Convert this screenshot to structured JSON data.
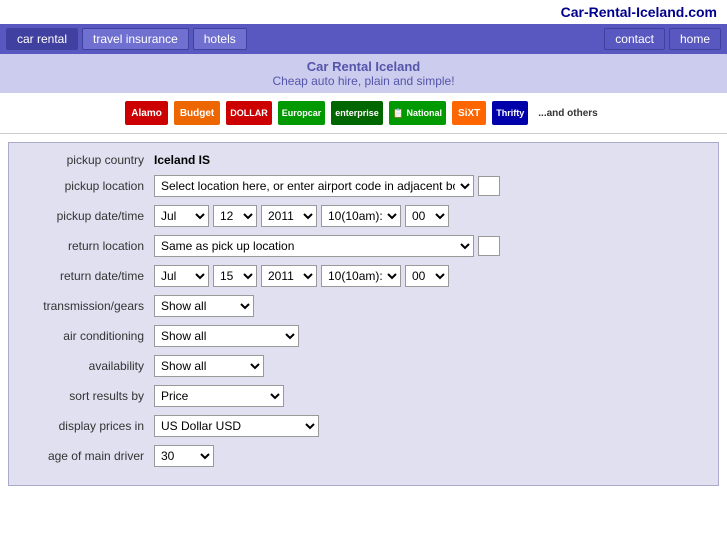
{
  "site": {
    "name": "Car-Rental-Iceland.com"
  },
  "nav": {
    "items": [
      {
        "label": "car rental",
        "active": true
      },
      {
        "label": "travel insurance",
        "active": false
      },
      {
        "label": "hotels",
        "active": false
      }
    ],
    "right_items": [
      {
        "label": "contact"
      },
      {
        "label": "home"
      }
    ]
  },
  "page_title": {
    "line1": "Car Rental Iceland",
    "line2": "Cheap auto hire, plain and simple!"
  },
  "brands": [
    {
      "name": "Alamo",
      "class": "brand-alamo"
    },
    {
      "name": "Budget",
      "class": "brand-budget"
    },
    {
      "name": "DOLLAR",
      "class": "brand-dollar"
    },
    {
      "name": "Europcar",
      "class": "brand-europcar"
    },
    {
      "name": "enterprise",
      "class": "brand-enterprise"
    },
    {
      "name": "National",
      "class": "brand-national"
    },
    {
      "name": "SiXT",
      "class": "brand-sixt"
    },
    {
      "name": "Thrifty",
      "class": "brand-thrifty"
    },
    {
      "name": "...and others",
      "class": "brand-others"
    }
  ],
  "form": {
    "pickup_country_label": "pickup country",
    "pickup_country_value": "Iceland IS",
    "pickup_location_label": "pickup location",
    "pickup_location_placeholder": "Select location here, or enter airport code in adjacent box >",
    "pickup_datetime_label": "pickup date/time",
    "pickup_month": "Jul",
    "pickup_day": "12",
    "pickup_year": "2011",
    "pickup_hour": "10(10am):",
    "pickup_min": "00",
    "return_location_label": "return location",
    "return_location_value": "Same as pick up location",
    "return_datetime_label": "return date/time",
    "return_month": "Jul",
    "return_day": "15",
    "return_year": "2011",
    "return_hour": "10(10am):",
    "return_min": "00",
    "transmission_label": "transmission/gears",
    "transmission_value": "Show all",
    "aircon_label": "air conditioning",
    "aircon_value": "Show all",
    "availability_label": "availability",
    "availability_value": "Show all",
    "sort_label": "sort results by",
    "sort_value": "Price",
    "currency_label": "display prices in",
    "currency_value": "US Dollar USD",
    "age_label": "age of main driver",
    "age_value": "30"
  }
}
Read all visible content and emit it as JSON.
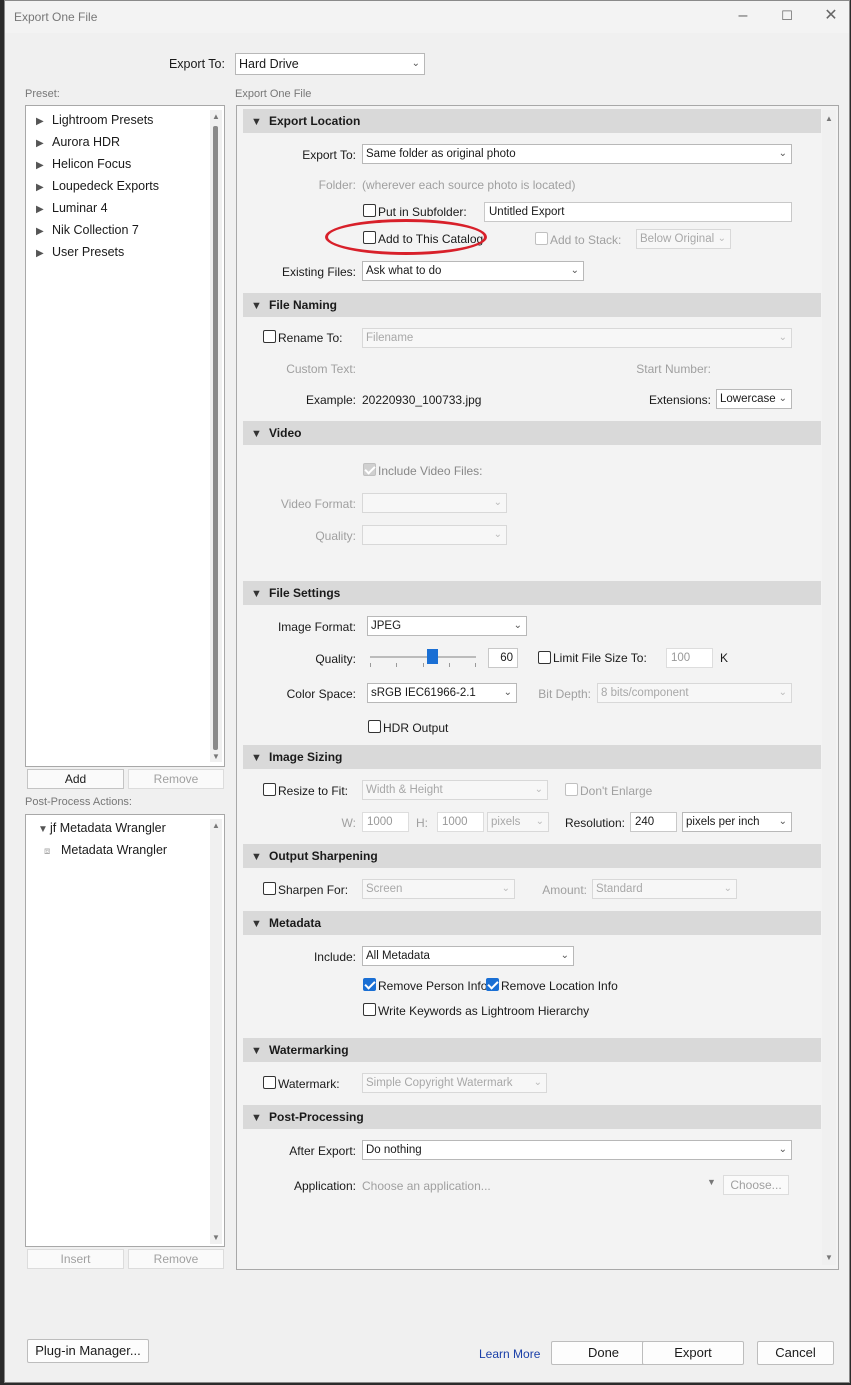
{
  "window": {
    "title": "Export One File"
  },
  "top": {
    "export_to_label": "Export To:",
    "export_to_value": "Hard Drive",
    "preset_label": "Preset:",
    "panel_label": "Export One File"
  },
  "presets": {
    "items": [
      "Lightroom Presets",
      "Aurora HDR",
      "Helicon Focus",
      "Loupedeck Exports",
      "Luminar 4",
      "Nik Collection 7",
      "User Presets"
    ],
    "add_label": "Add",
    "remove_label": "Remove"
  },
  "postprocess": {
    "label": "Post-Process Actions:",
    "parent": "jf Metadata Wrangler",
    "child": "Metadata Wrangler",
    "insert_label": "Insert",
    "remove_label": "Remove"
  },
  "export_location": {
    "header": "Export Location",
    "export_to_label": "Export To:",
    "export_to_value": "Same folder as original photo",
    "folder_label": "Folder:",
    "folder_value": "(wherever each source photo is located)",
    "subfolder_label": "Put in Subfolder:",
    "subfolder_value": "Untitled Export",
    "add_catalog_label": "Add to This Catalog",
    "add_stack_label": "Add to Stack:",
    "stack_value": "Below Original",
    "existing_label": "Existing Files:",
    "existing_value": "Ask what to do"
  },
  "file_naming": {
    "header": "File Naming",
    "rename_label": "Rename To:",
    "rename_value": "Filename",
    "custom_text_label": "Custom Text:",
    "start_number_label": "Start Number:",
    "example_label": "Example:",
    "example_value": "20220930_100733.jpg",
    "extensions_label": "Extensions:",
    "extensions_value": "Lowercase"
  },
  "video": {
    "header": "Video",
    "include_label": "Include Video Files:",
    "format_label": "Video Format:",
    "quality_label": "Quality:"
  },
  "file_settings": {
    "header": "File Settings",
    "format_label": "Image Format:",
    "format_value": "JPEG",
    "quality_label": "Quality:",
    "quality_value": "60",
    "quality_fraction": 0.6,
    "limit_label": "Limit File Size To:",
    "limit_value": "100",
    "limit_unit": "K",
    "color_space_label": "Color Space:",
    "color_space_value": "sRGB IEC61966-2.1",
    "bit_depth_label": "Bit Depth:",
    "bit_depth_value": "8 bits/component",
    "hdr_label": "HDR Output"
  },
  "image_sizing": {
    "header": "Image Sizing",
    "resize_label": "Resize to Fit:",
    "resize_value": "Width & Height",
    "dont_enlarge_label": "Don't Enlarge",
    "w_label": "W:",
    "w_value": "1000",
    "h_label": "H:",
    "h_value": "1000",
    "unit_value": "pixels",
    "resolution_label": "Resolution:",
    "resolution_value": "240",
    "resolution_unit": "pixels per inch"
  },
  "sharpening": {
    "header": "Output Sharpening",
    "sharpen_label": "Sharpen For:",
    "sharpen_value": "Screen",
    "amount_label": "Amount:",
    "amount_value": "Standard"
  },
  "metadata": {
    "header": "Metadata",
    "include_label": "Include:",
    "include_value": "All Metadata",
    "remove_person_label": "Remove Person Info",
    "remove_location_label": "Remove Location Info",
    "keywords_label": "Write Keywords as Lightroom Hierarchy"
  },
  "watermarking": {
    "header": "Watermarking",
    "watermark_label": "Watermark:",
    "watermark_value": "Simple Copyright Watermark"
  },
  "post_processing": {
    "header": "Post-Processing",
    "after_export_label": "After Export:",
    "after_export_value": "Do nothing",
    "application_label": "Application:",
    "application_placeholder": "Choose an application...",
    "choose_label": "Choose..."
  },
  "footer": {
    "plugin_manager": "Plug-in Manager...",
    "learn_more": "Learn More",
    "done": "Done",
    "export": "Export",
    "cancel": "Cancel"
  },
  "colors": {
    "accent": "#1a6fd4",
    "highlight_ellipse": "#d8202a"
  }
}
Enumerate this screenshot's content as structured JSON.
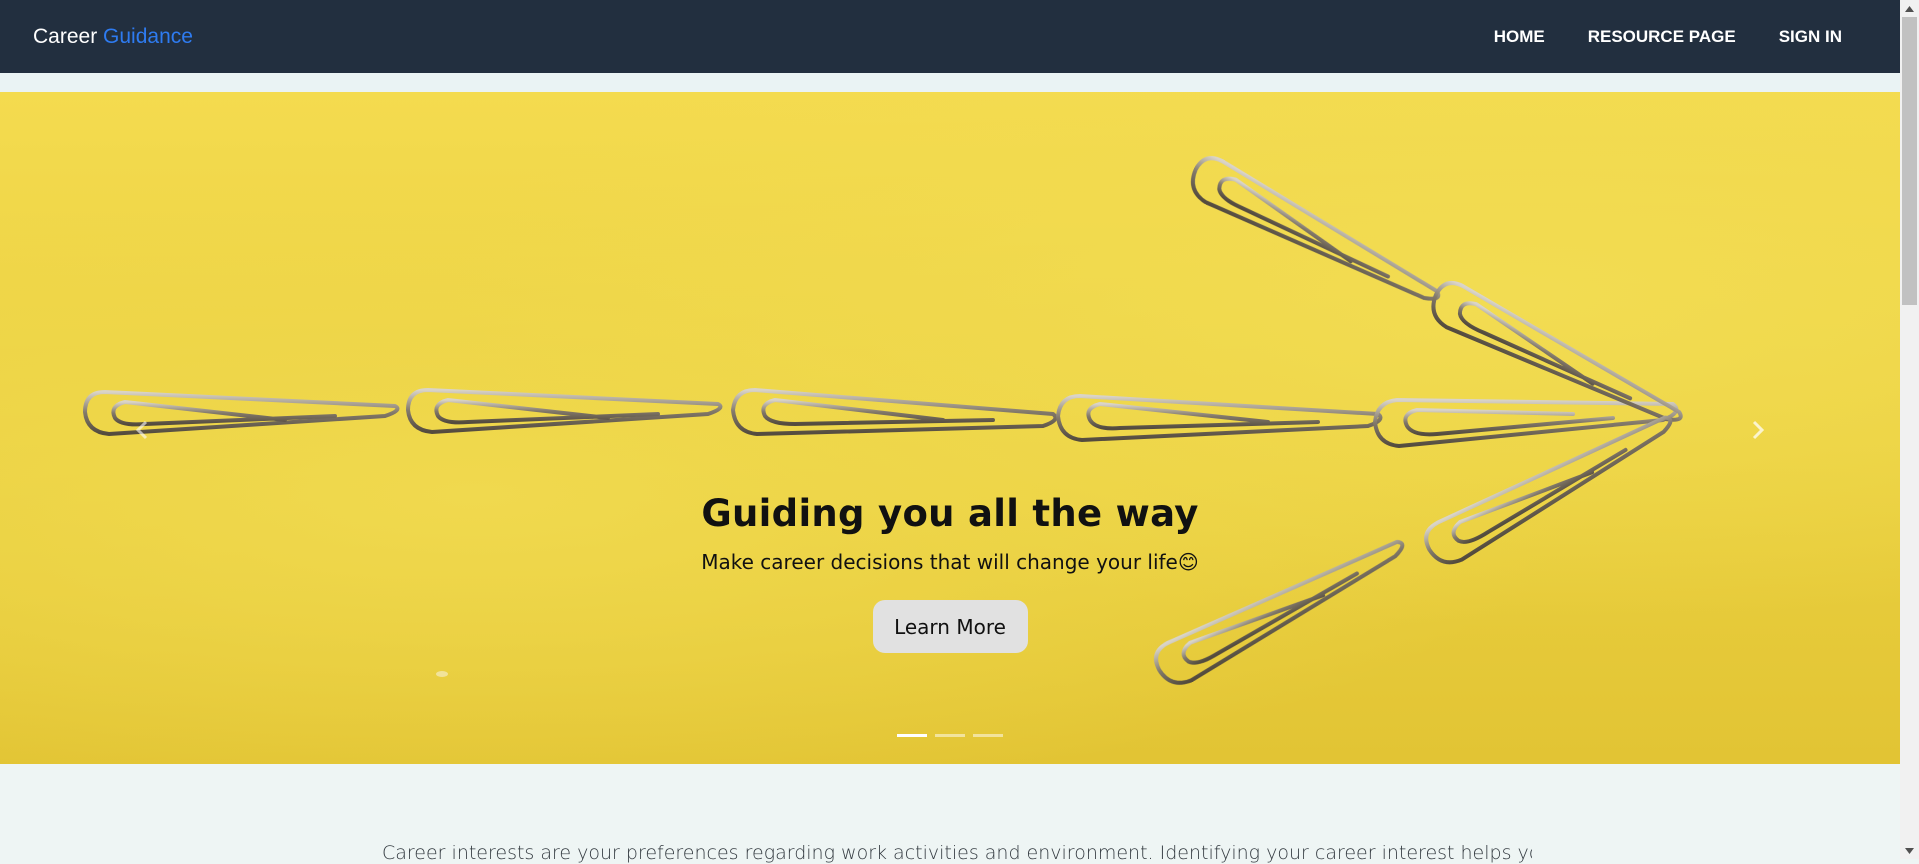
{
  "navbar": {
    "brand_primary": "Career",
    "brand_accent": "Guidance",
    "links": [
      {
        "label": "HOME"
      },
      {
        "label": "RESOURCE PAGE"
      },
      {
        "label": "SIGN IN"
      }
    ]
  },
  "hero": {
    "title": "Guiding you all the way",
    "subtitle": "Make career decisions that will change your life",
    "subtitle_emoji": "😊",
    "button_label": "Learn More",
    "slides_count": 3,
    "active_slide": 1,
    "prev_icon": "chevron-left-icon",
    "next_icon": "chevron-right-icon"
  },
  "content": {
    "intro_text": "Career interests are your preferences regarding work activities and environment. Identifying your career interest helps you make a"
  },
  "colors": {
    "navbar_bg": "#222f3f",
    "brand_accent": "#2e7bf0",
    "hero_bg": "#efd547",
    "page_bg": "#eef5f4",
    "button_bg": "#e1e1e1"
  }
}
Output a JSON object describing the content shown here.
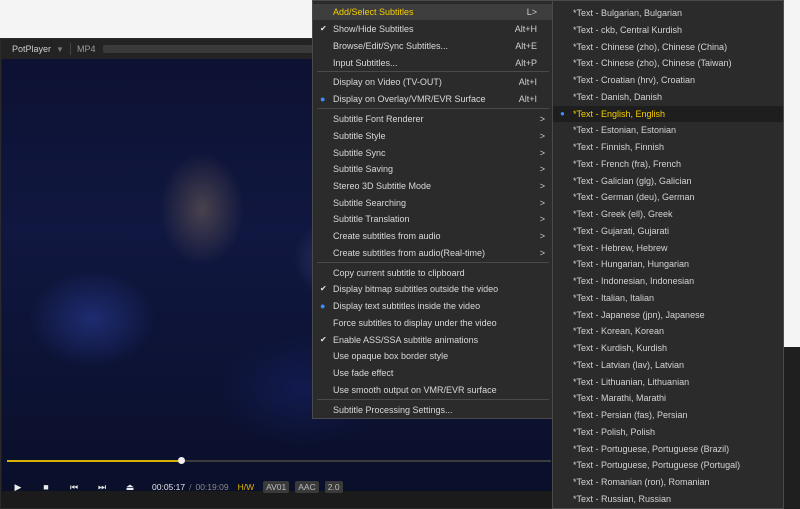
{
  "player": {
    "app_name": "PotPlayer",
    "format": "MP4",
    "progress": 0.32,
    "current_time": "00:05:17",
    "separator": "/",
    "total_time": "00:19:09",
    "tags": [
      "H/W",
      "AV01",
      "AAC",
      "2.0"
    ]
  },
  "icons": {
    "play": "play-icon",
    "stop": "stop-icon",
    "prev": "previous-icon",
    "next": "next-icon",
    "eject": "eject-icon"
  },
  "colors": {
    "accent": "#f5d000",
    "radio": "#3d8bff",
    "progress": "#d8b000"
  },
  "main_menu": {
    "items": [
      {
        "label": "Add/Select Subtitles",
        "shortcut": "L>",
        "highlight": true
      },
      {
        "label": "Show/Hide Subtitles",
        "shortcut": "Alt+H",
        "mark": "check"
      },
      {
        "label": "Browse/Edit/Sync Subtitles...",
        "shortcut": "Alt+E"
      },
      {
        "label": "Input Subtitles...",
        "shortcut": "Alt+P"
      },
      {
        "label": "Display on Video (TV-OUT)",
        "shortcut": "Alt+I"
      },
      {
        "label": "Display on Overlay/VMR/EVR Surface",
        "shortcut": "Alt+I",
        "mark": "dot"
      },
      {
        "label": "Subtitle Font Renderer",
        "arrow": ">"
      },
      {
        "label": "Subtitle Style",
        "arrow": ">"
      },
      {
        "label": "Subtitle Sync",
        "arrow": ">"
      },
      {
        "label": "Subtitle Saving",
        "arrow": ">"
      },
      {
        "label": "Stereo 3D Subtitle Mode",
        "arrow": ">"
      },
      {
        "label": "Subtitle Searching",
        "arrow": ">"
      },
      {
        "label": "Subtitle Translation",
        "arrow": ">"
      },
      {
        "label": "Create subtitles from audio",
        "arrow": ">"
      },
      {
        "label": "Create subtitles from audio(Real-time)",
        "arrow": ">"
      },
      {
        "label": "Copy current subtitle to clipboard"
      },
      {
        "label": "Display bitmap subtitles outside the video",
        "mark": "check"
      },
      {
        "label": "Display text subtitles inside the video",
        "mark": "dot"
      },
      {
        "label": "Force subtitles to display under the video"
      },
      {
        "label": "Enable ASS/SSA subtitle animations",
        "mark": "check"
      },
      {
        "label": "Use opaque box border style"
      },
      {
        "label": "Use fade effect"
      },
      {
        "label": "Use smooth output on VMR/EVR surface"
      },
      {
        "label": "Subtitle Processing Settings..."
      }
    ]
  },
  "subtitle_menu": {
    "items": [
      {
        "label": "*Text - Bulgarian, Bulgarian"
      },
      {
        "label": "*Text - ckb, Central Kurdish"
      },
      {
        "label": "*Text - Chinese (zho), Chinese (China)"
      },
      {
        "label": "*Text - Chinese (zho), Chinese (Taiwan)"
      },
      {
        "label": "*Text - Croatian (hrv), Croatian"
      },
      {
        "label": "*Text - Danish, Danish"
      },
      {
        "label": "*Text - English, English",
        "selected": true
      },
      {
        "label": "*Text - Estonian, Estonian"
      },
      {
        "label": "*Text - Finnish, Finnish"
      },
      {
        "label": "*Text - French (fra), French"
      },
      {
        "label": "*Text - Galician (glg), Galician"
      },
      {
        "label": "*Text - German (deu), German"
      },
      {
        "label": "*Text - Greek (ell), Greek"
      },
      {
        "label": "*Text - Gujarati, Gujarati"
      },
      {
        "label": "*Text - Hebrew, Hebrew"
      },
      {
        "label": "*Text - Hungarian, Hungarian"
      },
      {
        "label": "*Text - Indonesian, Indonesian"
      },
      {
        "label": "*Text - Italian, Italian"
      },
      {
        "label": "*Text - Japanese (jpn), Japanese"
      },
      {
        "label": "*Text - Korean, Korean"
      },
      {
        "label": "*Text - Kurdish, Kurdish"
      },
      {
        "label": "*Text - Latvian (lav), Latvian"
      },
      {
        "label": "*Text - Lithuanian, Lithuanian"
      },
      {
        "label": "*Text - Marathi, Marathi"
      },
      {
        "label": "*Text - Persian (fas), Persian"
      },
      {
        "label": "*Text - Polish, Polish"
      },
      {
        "label": "*Text - Portuguese, Portuguese (Brazil)"
      },
      {
        "label": "*Text - Portuguese, Portuguese (Portugal)"
      },
      {
        "label": "*Text - Romanian (ron), Romanian"
      },
      {
        "label": "*Text - Russian, Russian"
      }
    ]
  }
}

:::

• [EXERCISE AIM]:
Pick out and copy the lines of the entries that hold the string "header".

• [SOLVED EXERCISE]:
    "header": "Export Location",
    "header": "File Naming",
    "header": "Video",
    "header": "File Settings",
    "header": "Image Sizing",
    "header": "Output Sharpening",
    "header": "Metadata",
    "header": "Watermarking",
    "header": "Post-Processing",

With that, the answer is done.